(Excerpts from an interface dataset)

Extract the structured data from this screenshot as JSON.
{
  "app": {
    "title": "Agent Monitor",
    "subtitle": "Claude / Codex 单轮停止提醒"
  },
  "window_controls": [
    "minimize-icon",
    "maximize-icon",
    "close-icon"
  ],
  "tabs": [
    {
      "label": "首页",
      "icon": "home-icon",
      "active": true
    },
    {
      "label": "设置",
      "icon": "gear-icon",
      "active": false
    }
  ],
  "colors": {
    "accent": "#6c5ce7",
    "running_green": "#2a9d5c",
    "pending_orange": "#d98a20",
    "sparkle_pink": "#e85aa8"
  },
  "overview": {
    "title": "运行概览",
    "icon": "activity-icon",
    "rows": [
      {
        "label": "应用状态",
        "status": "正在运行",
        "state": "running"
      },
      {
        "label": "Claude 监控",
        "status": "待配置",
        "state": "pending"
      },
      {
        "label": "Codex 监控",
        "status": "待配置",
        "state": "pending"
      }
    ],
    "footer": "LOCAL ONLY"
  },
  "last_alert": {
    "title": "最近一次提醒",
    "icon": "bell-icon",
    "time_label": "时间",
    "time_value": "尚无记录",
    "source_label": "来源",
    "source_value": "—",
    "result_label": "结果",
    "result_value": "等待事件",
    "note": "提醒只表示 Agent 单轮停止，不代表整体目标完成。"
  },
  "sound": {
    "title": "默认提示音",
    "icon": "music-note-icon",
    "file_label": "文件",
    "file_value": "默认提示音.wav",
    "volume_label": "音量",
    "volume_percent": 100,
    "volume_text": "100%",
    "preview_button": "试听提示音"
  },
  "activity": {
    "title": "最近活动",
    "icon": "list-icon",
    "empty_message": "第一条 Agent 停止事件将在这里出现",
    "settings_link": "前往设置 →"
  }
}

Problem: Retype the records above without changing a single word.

Response to the exercise:
Extract the structured data from this screenshot as JSON.
{
  "app": {
    "title": "Agent Monitor",
    "subtitle": "Claude / Codex 单轮停止提醒"
  },
  "window_controls": [
    "minimize-icon",
    "maximize-icon",
    "close-icon"
  ],
  "tabs": [
    {
      "label": "首页",
      "icon": "home-icon",
      "active": true
    },
    {
      "label": "设置",
      "icon": "gear-icon",
      "active": false
    }
  ],
  "colors": {
    "accent": "#6c5ce7",
    "running_green": "#2a9d5c",
    "pending_orange": "#d98a20",
    "sparkle_pink": "#e85aa8"
  },
  "overview": {
    "title": "运行概览",
    "icon": "activity-icon",
    "rows": [
      {
        "label": "应用状态",
        "status": "正在运行",
        "state": "running"
      },
      {
        "label": "Claude 监控",
        "status": "待配置",
        "state": "pending"
      },
      {
        "label": "Codex 监控",
        "status": "待配置",
        "state": "pending"
      }
    ],
    "footer": "LOCAL ONLY"
  },
  "last_alert": {
    "title": "最近一次提醒",
    "icon": "bell-icon",
    "time_label": "时间",
    "time_value": "尚无记录",
    "source_label": "来源",
    "source_value": "—",
    "result_label": "结果",
    "result_value": "等待事件",
    "note": "提醒只表示 Agent 单轮停止，不代表整体目标完成。"
  },
  "sound": {
    "title": "默认提示音",
    "icon": "music-note-icon",
    "file_label": "文件",
    "file_value": "默认提示音.wav",
    "volume_label": "音量",
    "volume_percent": 100,
    "volume_text": "100%",
    "preview_button": "试听提示音"
  },
  "activity": {
    "title": "最近活动",
    "icon": "list-icon",
    "empty_message": "第一条 Agent 停止事件将在这里出现",
    "settings_link": "前往设置 →"
  }
}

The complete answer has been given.